ACTIVITY »
A faithful copy of all the entries is required, with no pictures in it.

===

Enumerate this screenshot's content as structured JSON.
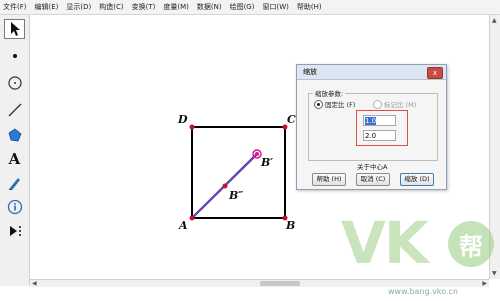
{
  "menubar": {
    "items": [
      "文件(F)",
      "编辑(E)",
      "显示(D)",
      "构造(C)",
      "变换(T)",
      "度量(M)",
      "数据(N)",
      "绘图(G)",
      "窗口(W)",
      "帮助(H)"
    ]
  },
  "toolbar": {
    "tools": [
      "arrow-select-tool",
      "point-tool",
      "compass-tool",
      "line-tool",
      "polygon-tool",
      "text-tool",
      "marker-tool",
      "info-tool",
      "custom-tool"
    ],
    "text_tool_glyph": "A"
  },
  "canvas": {
    "labels": {
      "D": "D",
      "C": "C",
      "A": "A",
      "B": "B",
      "B_prime": "B′",
      "B_double_prime": "B″"
    },
    "colors": {
      "square": "#000000",
      "segment": "#7a2a8a",
      "point": "#c8102e",
      "dilated_point": "#d81b8a"
    }
  },
  "dialog": {
    "title": "缩放",
    "close": "x",
    "group_label": "缩放参数:",
    "radio_fixed": "固定比 (F)",
    "radio_marked": "标记比 (M)",
    "field1_value": "1.0",
    "field2_value": "2.0",
    "center_label": "关于中心A",
    "buttons": {
      "help": "帮助 (H)",
      "cancel": "取消 (C)",
      "ok": "缩放 (D)"
    }
  },
  "watermark": {
    "logo_text": "VK",
    "logo_char": "帮",
    "url": "www.bang.vko.cn"
  }
}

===

RESPONSE TO THIS EXERCISE »
Enumerate this screenshot's content as structured JSON.
{
  "menubar": {
    "items": [
      "文件(F)",
      "编辑(E)",
      "显示(D)",
      "构造(C)",
      "变换(T)",
      "度量(M)",
      "数据(N)",
      "绘图(G)",
      "窗口(W)",
      "帮助(H)"
    ]
  },
  "toolbar": {
    "tools": [
      "arrow-select-tool",
      "point-tool",
      "compass-tool",
      "line-tool",
      "polygon-tool",
      "text-tool",
      "marker-tool",
      "info-tool",
      "custom-tool"
    ],
    "text_tool_glyph": "A"
  },
  "canvas": {
    "labels": {
      "D": "D",
      "C": "C",
      "A": "A",
      "B": "B",
      "B_prime": "B′",
      "B_double_prime": "B″"
    },
    "colors": {
      "square": "#000000",
      "segment": "#7a2a8a",
      "point": "#c8102e",
      "dilated_point": "#d81b8a"
    }
  },
  "dialog": {
    "title": "缩放",
    "close": "x",
    "group_label": "缩放参数:",
    "radio_fixed": "固定比 (F)",
    "radio_marked": "标记比 (M)",
    "field1_value": "1.0",
    "field2_value": "2.0",
    "center_label": "关于中心A",
    "buttons": {
      "help": "帮助 (H)",
      "cancel": "取消 (C)",
      "ok": "缩放 (D)"
    }
  },
  "watermark": {
    "logo_text": "VK",
    "logo_char": "帮",
    "url": "www.bang.vko.cn"
  }
}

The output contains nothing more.